◆ Activity: The answer must be the lines from the one containing "Read all visible content and emit it as JSON." through the last line of the data below, copied exactly, with nothing else.
Listed records Block Start
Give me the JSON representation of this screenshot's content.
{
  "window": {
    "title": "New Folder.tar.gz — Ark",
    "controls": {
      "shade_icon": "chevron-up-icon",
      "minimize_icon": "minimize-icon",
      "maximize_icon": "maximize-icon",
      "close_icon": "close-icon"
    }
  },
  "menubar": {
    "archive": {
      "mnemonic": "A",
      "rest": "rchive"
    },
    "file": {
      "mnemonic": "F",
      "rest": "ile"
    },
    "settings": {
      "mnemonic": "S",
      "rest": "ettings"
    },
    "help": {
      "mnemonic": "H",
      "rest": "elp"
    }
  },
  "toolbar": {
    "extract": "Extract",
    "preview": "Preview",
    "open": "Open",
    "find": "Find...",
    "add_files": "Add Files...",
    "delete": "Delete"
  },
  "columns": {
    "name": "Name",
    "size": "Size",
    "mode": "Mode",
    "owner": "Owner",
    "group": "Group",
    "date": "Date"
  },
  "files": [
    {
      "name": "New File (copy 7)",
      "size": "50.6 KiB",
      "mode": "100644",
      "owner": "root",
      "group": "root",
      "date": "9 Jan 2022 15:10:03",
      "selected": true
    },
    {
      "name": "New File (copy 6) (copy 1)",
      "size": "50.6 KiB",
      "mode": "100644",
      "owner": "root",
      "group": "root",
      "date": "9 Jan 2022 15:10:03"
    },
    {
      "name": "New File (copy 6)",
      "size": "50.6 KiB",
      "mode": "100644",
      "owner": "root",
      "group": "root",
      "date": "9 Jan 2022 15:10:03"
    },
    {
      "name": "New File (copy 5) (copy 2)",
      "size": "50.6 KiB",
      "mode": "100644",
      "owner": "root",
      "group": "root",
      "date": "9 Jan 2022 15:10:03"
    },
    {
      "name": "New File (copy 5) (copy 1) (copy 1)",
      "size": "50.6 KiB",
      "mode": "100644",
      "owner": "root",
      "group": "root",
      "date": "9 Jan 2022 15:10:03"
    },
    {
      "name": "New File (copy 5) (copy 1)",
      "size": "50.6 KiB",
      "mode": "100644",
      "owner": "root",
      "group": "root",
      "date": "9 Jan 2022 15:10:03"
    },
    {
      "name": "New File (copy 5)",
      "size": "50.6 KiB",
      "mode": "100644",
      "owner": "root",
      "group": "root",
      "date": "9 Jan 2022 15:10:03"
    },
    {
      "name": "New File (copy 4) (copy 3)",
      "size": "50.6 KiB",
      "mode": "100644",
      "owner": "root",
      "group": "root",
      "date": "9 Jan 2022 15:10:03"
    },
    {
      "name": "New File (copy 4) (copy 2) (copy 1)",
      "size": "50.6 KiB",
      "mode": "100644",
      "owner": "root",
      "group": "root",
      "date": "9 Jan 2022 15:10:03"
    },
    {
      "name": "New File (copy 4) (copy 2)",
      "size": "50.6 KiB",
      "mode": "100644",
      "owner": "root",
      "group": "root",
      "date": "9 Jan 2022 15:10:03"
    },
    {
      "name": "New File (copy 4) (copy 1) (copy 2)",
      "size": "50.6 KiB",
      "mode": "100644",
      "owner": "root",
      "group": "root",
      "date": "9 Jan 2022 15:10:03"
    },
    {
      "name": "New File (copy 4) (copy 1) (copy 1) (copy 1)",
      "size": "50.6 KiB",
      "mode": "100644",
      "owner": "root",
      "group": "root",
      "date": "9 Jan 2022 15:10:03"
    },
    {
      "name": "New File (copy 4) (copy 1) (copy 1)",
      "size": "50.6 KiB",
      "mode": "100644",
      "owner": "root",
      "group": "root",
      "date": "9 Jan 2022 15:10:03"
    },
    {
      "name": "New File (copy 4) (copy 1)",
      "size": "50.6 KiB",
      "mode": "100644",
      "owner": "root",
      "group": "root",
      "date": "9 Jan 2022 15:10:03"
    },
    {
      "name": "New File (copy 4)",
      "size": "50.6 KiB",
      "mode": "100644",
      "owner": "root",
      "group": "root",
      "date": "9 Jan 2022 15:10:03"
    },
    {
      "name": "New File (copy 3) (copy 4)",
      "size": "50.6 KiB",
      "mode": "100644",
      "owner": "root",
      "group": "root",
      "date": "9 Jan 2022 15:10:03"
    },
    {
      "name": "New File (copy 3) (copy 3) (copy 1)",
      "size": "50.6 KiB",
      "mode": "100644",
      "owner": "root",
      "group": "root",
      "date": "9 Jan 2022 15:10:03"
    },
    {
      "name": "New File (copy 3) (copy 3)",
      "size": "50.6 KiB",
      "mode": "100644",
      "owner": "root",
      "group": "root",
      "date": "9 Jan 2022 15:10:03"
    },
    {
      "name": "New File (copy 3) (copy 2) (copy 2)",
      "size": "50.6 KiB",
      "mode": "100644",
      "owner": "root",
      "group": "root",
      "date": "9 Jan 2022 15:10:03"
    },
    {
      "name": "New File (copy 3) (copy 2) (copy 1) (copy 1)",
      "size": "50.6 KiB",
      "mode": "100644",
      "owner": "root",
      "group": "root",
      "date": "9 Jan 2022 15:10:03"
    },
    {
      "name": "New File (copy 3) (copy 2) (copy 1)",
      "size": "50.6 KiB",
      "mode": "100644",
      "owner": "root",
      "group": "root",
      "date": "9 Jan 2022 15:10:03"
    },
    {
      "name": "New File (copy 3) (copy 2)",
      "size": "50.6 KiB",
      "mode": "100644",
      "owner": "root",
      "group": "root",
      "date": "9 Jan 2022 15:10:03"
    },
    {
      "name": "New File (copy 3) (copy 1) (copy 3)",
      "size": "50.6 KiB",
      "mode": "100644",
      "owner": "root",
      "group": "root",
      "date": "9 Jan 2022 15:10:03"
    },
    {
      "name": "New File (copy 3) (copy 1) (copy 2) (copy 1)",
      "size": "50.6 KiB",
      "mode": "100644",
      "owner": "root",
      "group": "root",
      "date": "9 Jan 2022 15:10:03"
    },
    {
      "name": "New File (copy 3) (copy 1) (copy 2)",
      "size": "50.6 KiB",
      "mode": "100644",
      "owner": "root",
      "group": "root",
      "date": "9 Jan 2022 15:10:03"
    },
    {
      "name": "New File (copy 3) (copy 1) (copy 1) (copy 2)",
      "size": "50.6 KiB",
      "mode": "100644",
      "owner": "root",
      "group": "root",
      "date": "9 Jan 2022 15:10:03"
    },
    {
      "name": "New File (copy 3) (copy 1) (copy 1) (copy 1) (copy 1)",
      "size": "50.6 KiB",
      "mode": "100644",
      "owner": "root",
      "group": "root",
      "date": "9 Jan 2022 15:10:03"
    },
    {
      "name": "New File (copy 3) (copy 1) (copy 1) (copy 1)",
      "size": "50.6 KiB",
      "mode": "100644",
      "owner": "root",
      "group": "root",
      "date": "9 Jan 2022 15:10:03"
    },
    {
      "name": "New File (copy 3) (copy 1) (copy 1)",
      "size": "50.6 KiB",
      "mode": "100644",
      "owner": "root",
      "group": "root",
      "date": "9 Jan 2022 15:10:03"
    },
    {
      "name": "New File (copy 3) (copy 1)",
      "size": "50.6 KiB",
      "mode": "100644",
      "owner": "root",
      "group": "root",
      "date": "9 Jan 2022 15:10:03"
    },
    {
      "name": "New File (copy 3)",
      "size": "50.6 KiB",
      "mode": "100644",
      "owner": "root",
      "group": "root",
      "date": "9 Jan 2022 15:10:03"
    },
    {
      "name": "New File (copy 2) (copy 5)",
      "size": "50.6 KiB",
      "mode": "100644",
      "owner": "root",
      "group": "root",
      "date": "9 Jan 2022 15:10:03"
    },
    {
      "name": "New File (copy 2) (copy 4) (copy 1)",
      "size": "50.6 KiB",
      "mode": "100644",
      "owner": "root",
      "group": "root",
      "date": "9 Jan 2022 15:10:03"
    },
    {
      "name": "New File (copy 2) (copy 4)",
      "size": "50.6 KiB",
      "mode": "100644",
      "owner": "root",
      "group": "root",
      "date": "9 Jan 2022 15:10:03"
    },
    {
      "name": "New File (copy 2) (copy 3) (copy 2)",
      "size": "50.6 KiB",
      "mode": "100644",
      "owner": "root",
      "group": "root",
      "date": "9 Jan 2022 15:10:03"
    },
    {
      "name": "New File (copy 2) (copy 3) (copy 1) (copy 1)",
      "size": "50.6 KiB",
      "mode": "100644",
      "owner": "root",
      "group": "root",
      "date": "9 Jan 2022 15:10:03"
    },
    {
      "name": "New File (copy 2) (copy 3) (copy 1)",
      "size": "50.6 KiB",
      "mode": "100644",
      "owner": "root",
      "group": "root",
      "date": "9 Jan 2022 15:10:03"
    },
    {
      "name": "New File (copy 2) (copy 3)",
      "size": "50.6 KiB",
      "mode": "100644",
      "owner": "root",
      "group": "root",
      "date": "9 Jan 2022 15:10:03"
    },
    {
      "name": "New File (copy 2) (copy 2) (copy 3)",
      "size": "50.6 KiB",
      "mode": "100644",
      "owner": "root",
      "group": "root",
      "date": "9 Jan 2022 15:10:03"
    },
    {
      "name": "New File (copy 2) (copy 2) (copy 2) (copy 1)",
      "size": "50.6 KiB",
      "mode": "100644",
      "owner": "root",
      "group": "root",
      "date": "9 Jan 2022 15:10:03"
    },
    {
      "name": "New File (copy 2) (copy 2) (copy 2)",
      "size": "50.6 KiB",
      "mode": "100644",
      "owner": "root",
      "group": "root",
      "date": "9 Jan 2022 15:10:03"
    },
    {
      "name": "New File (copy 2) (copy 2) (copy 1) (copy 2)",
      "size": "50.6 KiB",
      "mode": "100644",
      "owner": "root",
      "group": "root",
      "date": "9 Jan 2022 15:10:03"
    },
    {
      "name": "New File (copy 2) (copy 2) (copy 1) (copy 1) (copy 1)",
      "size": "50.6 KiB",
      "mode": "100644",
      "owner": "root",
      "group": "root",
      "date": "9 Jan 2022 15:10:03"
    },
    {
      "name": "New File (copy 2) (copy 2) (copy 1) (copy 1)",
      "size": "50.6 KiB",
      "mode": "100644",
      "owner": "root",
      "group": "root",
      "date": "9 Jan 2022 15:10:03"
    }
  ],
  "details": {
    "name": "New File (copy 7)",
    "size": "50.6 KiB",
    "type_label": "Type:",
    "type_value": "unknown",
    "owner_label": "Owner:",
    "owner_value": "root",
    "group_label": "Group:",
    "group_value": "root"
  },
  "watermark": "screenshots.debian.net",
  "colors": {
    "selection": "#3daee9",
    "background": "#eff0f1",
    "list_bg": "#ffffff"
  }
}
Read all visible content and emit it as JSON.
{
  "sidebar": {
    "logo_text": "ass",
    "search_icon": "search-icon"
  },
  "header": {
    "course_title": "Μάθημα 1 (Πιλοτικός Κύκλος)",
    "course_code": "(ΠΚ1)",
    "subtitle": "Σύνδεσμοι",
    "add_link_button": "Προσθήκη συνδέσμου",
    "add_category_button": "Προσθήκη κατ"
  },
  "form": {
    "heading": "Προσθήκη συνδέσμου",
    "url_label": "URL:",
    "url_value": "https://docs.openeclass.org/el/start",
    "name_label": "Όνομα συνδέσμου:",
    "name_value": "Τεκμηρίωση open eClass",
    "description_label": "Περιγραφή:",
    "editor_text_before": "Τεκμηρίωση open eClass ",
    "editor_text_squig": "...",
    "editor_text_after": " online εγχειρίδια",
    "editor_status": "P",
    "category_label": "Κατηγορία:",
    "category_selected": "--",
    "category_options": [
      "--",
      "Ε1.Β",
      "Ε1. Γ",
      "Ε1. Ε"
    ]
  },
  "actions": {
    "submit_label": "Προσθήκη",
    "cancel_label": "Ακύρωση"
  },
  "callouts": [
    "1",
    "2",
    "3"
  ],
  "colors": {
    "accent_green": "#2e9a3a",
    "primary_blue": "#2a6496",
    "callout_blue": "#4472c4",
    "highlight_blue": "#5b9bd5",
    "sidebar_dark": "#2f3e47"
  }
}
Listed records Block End
◆ Answer for the task:
Read all visible content and emit it as JSON.
{
  "sidebar": {
    "logo_text": "ass",
    "search_icon": "search-icon"
  },
  "header": {
    "course_title": "Μάθημα 1 (Πιλοτικός Κύκλος)",
    "course_code": "(ΠΚ1)",
    "subtitle": "Σύνδεσμοι",
    "add_link_button": "Προσθήκη συνδέσμου",
    "add_category_button": "Προσθήκη κατ"
  },
  "form": {
    "heading": "Προσθήκη συνδέσμου",
    "url_label": "URL:",
    "url_value": "https://docs.openeclass.org/el/start",
    "name_label": "Όνομα συνδέσμου:",
    "name_value": "Τεκμηρίωση open eClass",
    "description_label": "Περιγραφή:",
    "editor_text_before": "Τεκμηρίωση open eClass ",
    "editor_text_squig": "...",
    "editor_text_after": " online εγχειρίδια",
    "editor_status": "P",
    "category_label": "Κατηγορία:",
    "category_selected": "--",
    "category_options": [
      "--",
      "Ε1.Β",
      "Ε1. Γ",
      "Ε1. Ε"
    ]
  },
  "actions": {
    "submit_label": "Προσθήκη",
    "cancel_label": "Ακύρωση"
  },
  "callouts": [
    "1",
    "2",
    "3"
  ],
  "colors": {
    "accent_green": "#2e9a3a",
    "primary_blue": "#2a6496",
    "callout_blue": "#4472c4",
    "highlight_blue": "#5b9bd5",
    "sidebar_dark": "#2f3e47"
  }
}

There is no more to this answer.